experiments vary drastically, both have one grim outcome, that is that, 'it is ordinary

people, not psychopaths, who become the Eichmanns of history.'

The Stanford experiment was performed by psychologists Craig Haney, W. Curtis

Banks, and Philip Zimbardo. Their goal was to find out if ordinary people could become

abusive if given the power to do so. The results of the six day experiment are chilling. The

experiment took ordinary college students and had some agree to be prisoners and the rest

would be guards for the prisoners. Both groups received no training on what to do or act

like. They had to get all of their knowledge of what to do from outside sources, such as

television and movies.

The guards were given uniforms and night sticks and told to act

like an ordinary guard would. The prisoners were treated like normal criminals. They

were finger printed and booked, after that they were told to put on prison uniforms and

then they were thrown into the slammer (in this case a simulated cellblock in the

basement was used). All of the participants in this experiment at first were thought to be

similar in behavior but after one week, all of that changed. The prisoners became

'passive, dependent, and helpless.' The guards on the other hand were the exact

opposite. They became 'aggressive and abusive within the prison, insulting and bullying

the prisoners.'

After the experiment was finished, many of the mock guards said that they enjoyed

the power.
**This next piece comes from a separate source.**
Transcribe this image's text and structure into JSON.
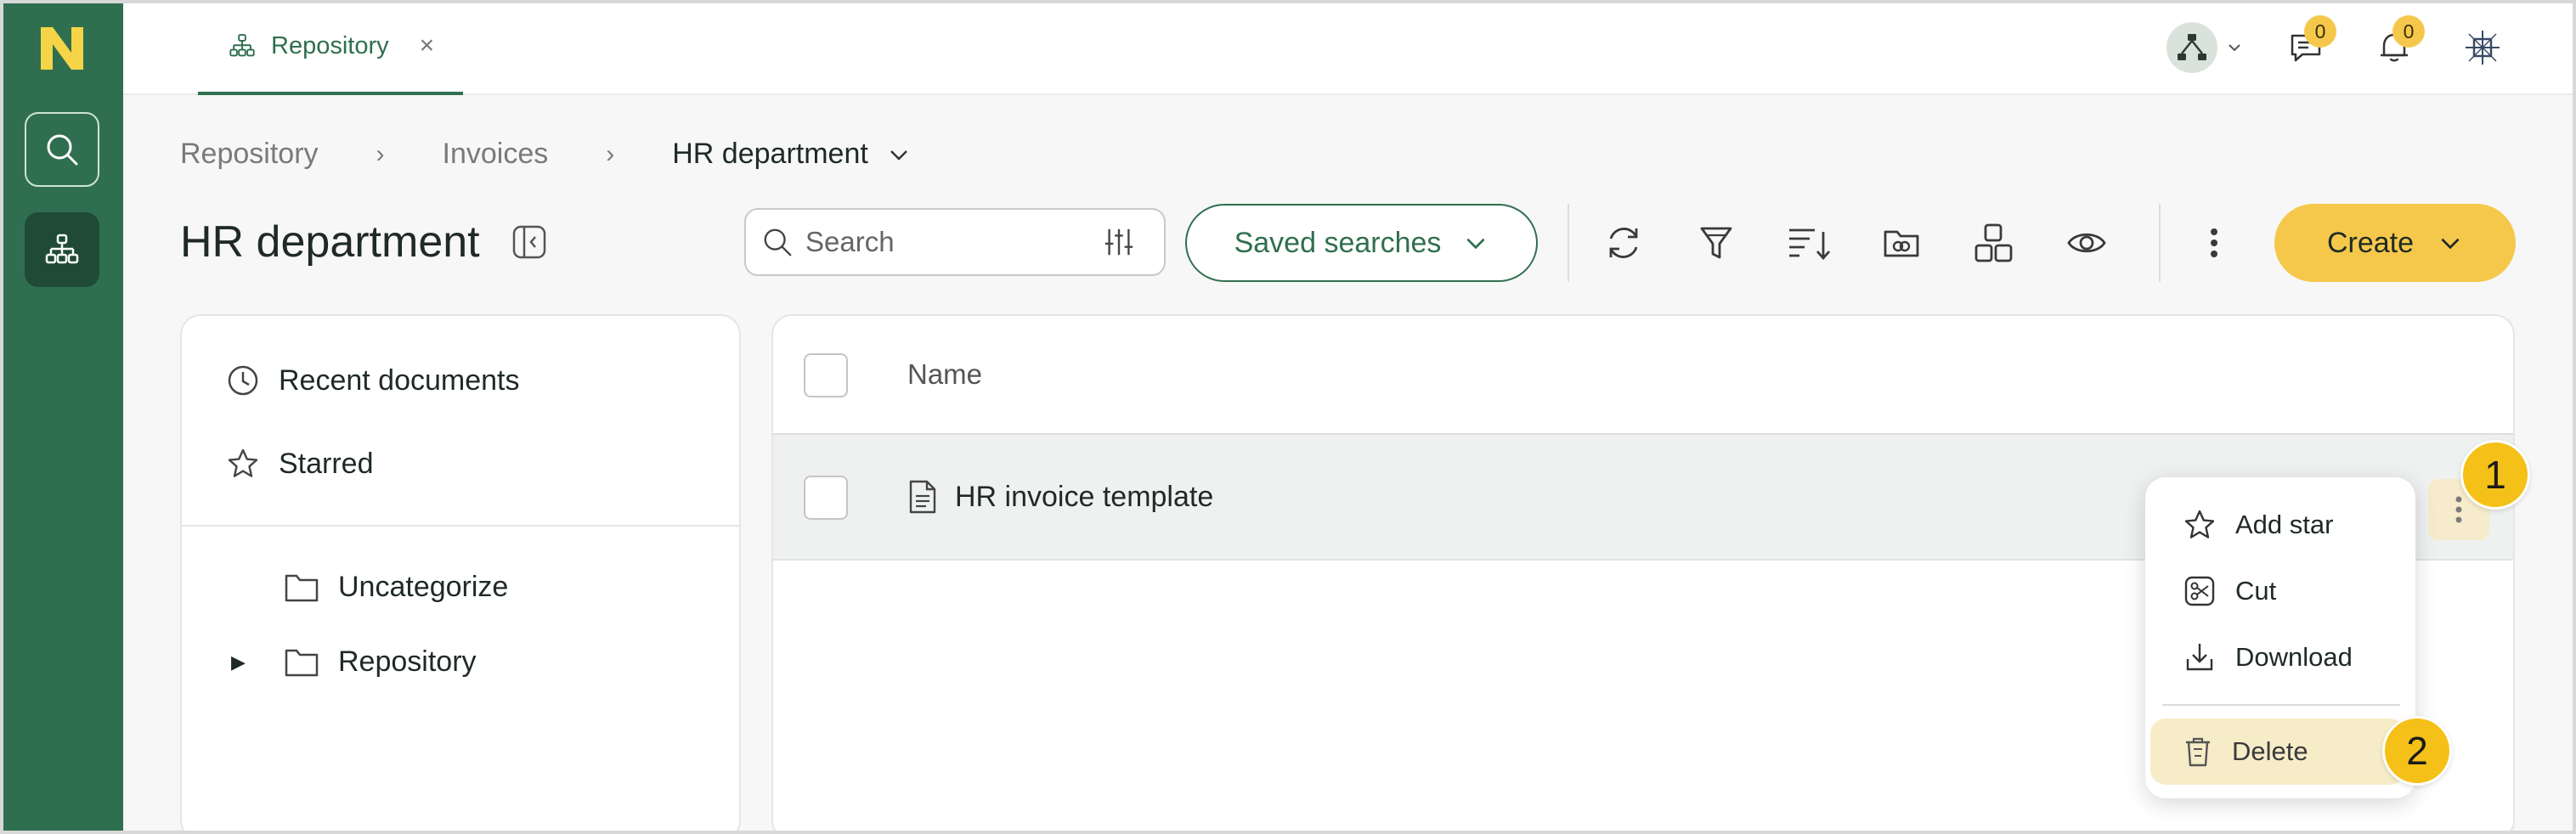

Others said that they had no idea that they were capable of being so corrupt.

The experimenter was...